• [WHAT YOU SHOULD DO]:
Within the entries that follow, show each line where the word "color" occurs.

• [Items from an interface collection]:
────
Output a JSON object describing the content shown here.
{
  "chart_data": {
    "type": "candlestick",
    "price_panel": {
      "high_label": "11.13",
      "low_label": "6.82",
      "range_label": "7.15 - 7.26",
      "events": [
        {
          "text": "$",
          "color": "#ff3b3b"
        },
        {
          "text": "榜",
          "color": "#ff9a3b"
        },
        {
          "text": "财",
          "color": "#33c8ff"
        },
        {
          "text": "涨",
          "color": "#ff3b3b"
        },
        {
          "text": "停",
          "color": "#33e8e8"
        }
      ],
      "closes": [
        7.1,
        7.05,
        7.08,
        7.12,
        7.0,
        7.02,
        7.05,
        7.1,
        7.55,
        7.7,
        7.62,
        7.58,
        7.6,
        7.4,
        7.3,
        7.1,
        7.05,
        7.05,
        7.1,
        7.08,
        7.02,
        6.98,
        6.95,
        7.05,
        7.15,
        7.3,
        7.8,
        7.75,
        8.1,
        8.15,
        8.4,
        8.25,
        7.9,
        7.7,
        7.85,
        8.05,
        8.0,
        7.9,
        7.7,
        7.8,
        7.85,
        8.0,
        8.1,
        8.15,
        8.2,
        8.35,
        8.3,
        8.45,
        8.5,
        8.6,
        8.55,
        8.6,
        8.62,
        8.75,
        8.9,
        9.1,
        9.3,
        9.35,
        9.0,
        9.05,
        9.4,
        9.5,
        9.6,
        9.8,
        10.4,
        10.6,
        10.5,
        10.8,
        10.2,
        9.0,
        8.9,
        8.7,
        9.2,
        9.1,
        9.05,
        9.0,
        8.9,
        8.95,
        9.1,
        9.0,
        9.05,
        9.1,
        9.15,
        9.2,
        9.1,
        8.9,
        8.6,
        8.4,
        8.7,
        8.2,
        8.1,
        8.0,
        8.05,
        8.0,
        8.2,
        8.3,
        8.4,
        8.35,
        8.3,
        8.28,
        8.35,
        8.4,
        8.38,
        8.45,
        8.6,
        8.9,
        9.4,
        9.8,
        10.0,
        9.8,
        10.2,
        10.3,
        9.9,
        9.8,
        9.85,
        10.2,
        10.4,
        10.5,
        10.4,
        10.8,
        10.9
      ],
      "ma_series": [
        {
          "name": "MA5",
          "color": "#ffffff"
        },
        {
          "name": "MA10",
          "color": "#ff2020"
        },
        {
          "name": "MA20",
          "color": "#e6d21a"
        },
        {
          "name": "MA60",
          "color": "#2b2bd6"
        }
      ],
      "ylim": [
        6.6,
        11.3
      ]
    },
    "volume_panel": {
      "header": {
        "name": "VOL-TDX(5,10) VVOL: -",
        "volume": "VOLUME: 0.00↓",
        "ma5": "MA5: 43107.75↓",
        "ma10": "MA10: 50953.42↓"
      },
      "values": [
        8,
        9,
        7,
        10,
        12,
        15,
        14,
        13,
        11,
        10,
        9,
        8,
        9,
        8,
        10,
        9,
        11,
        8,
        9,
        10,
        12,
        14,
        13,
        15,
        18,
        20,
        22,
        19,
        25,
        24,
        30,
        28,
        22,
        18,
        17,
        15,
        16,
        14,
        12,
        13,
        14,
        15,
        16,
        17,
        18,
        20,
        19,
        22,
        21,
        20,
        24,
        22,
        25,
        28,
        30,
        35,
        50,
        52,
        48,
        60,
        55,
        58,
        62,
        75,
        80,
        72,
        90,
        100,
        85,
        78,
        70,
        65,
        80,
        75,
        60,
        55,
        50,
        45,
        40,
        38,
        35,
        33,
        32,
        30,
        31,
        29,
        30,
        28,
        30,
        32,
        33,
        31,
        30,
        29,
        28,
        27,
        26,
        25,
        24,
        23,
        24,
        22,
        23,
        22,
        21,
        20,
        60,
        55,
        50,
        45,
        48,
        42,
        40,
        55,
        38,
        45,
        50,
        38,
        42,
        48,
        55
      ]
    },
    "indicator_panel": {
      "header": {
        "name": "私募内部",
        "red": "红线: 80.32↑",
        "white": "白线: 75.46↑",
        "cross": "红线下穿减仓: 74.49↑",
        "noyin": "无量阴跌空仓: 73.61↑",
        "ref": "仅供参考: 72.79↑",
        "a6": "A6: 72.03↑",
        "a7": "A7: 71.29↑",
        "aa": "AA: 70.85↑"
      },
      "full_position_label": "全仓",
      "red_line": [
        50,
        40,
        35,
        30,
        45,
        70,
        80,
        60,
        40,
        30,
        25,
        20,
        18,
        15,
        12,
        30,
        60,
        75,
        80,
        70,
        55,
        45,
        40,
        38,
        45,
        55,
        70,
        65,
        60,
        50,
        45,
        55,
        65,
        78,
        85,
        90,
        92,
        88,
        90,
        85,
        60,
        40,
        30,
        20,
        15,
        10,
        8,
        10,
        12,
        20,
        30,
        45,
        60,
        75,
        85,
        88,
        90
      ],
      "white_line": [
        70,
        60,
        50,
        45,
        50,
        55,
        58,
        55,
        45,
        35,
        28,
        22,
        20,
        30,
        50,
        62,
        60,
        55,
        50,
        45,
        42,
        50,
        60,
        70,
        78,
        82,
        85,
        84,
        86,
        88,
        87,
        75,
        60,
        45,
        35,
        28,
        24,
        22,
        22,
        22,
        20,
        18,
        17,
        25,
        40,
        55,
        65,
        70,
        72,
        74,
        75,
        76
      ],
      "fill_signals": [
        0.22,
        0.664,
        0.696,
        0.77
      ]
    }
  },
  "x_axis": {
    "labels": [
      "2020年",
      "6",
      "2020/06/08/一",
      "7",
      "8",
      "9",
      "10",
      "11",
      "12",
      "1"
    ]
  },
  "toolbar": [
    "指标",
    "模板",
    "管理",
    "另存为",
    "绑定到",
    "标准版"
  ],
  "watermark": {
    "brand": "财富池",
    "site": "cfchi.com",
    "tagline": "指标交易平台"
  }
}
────
• [RESULT OF THIS TASK]:
          "color": "#ff3b3b"
          "color": "#ff9a3b"
          "color": "#33c8ff"
          "color": "#ff3b3b"
          "color": "#33e8e8"
          "color": "#ffffff"
          "color": "#ff2020"
          "color": "#e6d21a"
          "color": "#2b2bd6"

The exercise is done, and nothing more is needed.